"We represented the city's side by interviewing Mr. Devich's boss, the Mayor of Richfield. .... Surely the mayor is capable of speaking accurately for the city."
12:34 - KSTP policy, apparently, is not to participate in these proceedings, Justice Gilbert says. He reads KSTP's letter. Devich says KSTP letter is wrong because mayor is not "his boss," per se. He reports to council and mayor equally.
12:38. "Were you aware your letter is a public letter is a public document," Council member Issa Mansaray asks. Devich says yes. He then directs question to KSTP about why they didn't contact him directly since they used his letter?
"We don't know because KSTP is not here," Gilbert says.
12:42 - Devich says reporter Tim Sherno contacted him later about another story. He declined to be interviewed.
12:44 PiPress boss Thom Fladung, "Does the mayor agree the story was unfair?"
Devich: "I don't feel comfortable speaking for someone else."
12:45 "If I could do it all over again," Devich said. "I would have delivered it out there and talked to them (residents). Could I have done a better job? You bet. I was surprised that in the response to getting that letter, that the neighborhood didn't pick up the phone and call me. I was surprised the first phone call didn't come to me. The first phone call went to KSTP. I apologized to the City Council. That still doesn't absolve KSTP and Tim Sherno from calling me and explaining the letter."
12:47 Council member Barbara Johnson: "If you could change the newscast, what would make it more fair for you?"
"Just something to show that we were working on the problem; that I was working with the school district to quiet down the air handling unit while trying to get an ordinance put into effect that we could use to solve the problem," Devich said.
12:50 - Deliberations begin
Minnesota News Council member comments
Heather Harden, former TV reporter - KSTP entirely missed the story and the mayor was uninformed. That's unfortunate. In terms of the writing of the story, a real error is in the lede of the story. The reporter failed to notice that the decibel of the air handling unit was below the standards. Neighbor quoted the nighttime decibel level. (Bob: Nice catch by Ms. Harden)
Tom Peterson - If you call Stanley Hubbard on a Sunday and ask about a Tim Sherno story, you'd probably get the same sort of response that the mayor gave. They were looking for a conspiracy that wasn't really there.
Lorin Robinson - There's this ratings building thing that TV stations have that they're on the side of the "little people." It's just so easy to take on a governmental body and try to prove their on the side of the people against the governmental body "abusing" them without checking the real facts. Believes there's a trend that we've seen repeatedly and this is another example.
Elizabeth Costello - As someone who worked weekends and battled to get someone to talk to you on a Sunday, I'm not bothered that the mayor was interviewed, but that there weren't 10 voicemails on Devich's phone on Monday morning to show an attempt was made to contact Devich. "The legwork wasn't done."

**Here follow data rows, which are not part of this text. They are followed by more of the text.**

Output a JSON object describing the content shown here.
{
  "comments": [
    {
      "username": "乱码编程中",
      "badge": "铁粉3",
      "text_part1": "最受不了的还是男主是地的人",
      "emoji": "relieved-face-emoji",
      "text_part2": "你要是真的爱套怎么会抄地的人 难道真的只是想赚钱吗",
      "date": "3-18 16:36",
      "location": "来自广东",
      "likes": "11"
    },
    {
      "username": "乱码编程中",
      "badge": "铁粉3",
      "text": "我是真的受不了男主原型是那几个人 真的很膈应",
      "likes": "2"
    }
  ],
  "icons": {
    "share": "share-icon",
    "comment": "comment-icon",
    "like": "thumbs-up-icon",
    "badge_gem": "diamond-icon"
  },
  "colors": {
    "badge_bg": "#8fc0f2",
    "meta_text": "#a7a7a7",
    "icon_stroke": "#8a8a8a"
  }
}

Issa Mansaray - Concerned with the use of the letter itself. "It sets a bad precedent." Says it sends the message that reporters can build story around a letter without contacting its source.
Al Zdon - The press does have a role to protect people, it just wasn't done very well here. The letter looked like a slap in the face. "I don't see that it's a big deal... a serious problem."
Jeremy Iggers - "Both the reporting and KSTP's response are really shabby. This feels like drive-by journalism to me." Says "you hate to make that phone call when you have a beautiful story with a villain."
1:10 p.m. Voting begins. I've sent an e-mail to KSTP asking why they didn't send someone to defend their story. "I think they were here by virtue of their letter," Justice Gilbert says.
Final vote on the question:
1. Was KSTP's usage of Steven Devich's letter misleading in a 4/20/08 story about noise levels coming from Richfield Middle School?
Analysis -- That one was easy. The next one won't be. I'll set up a different entry.
It's disappointing KSTP declines to come to the meetings. What's their reasoning?
I've sent an email to KSTP asking. No response yet.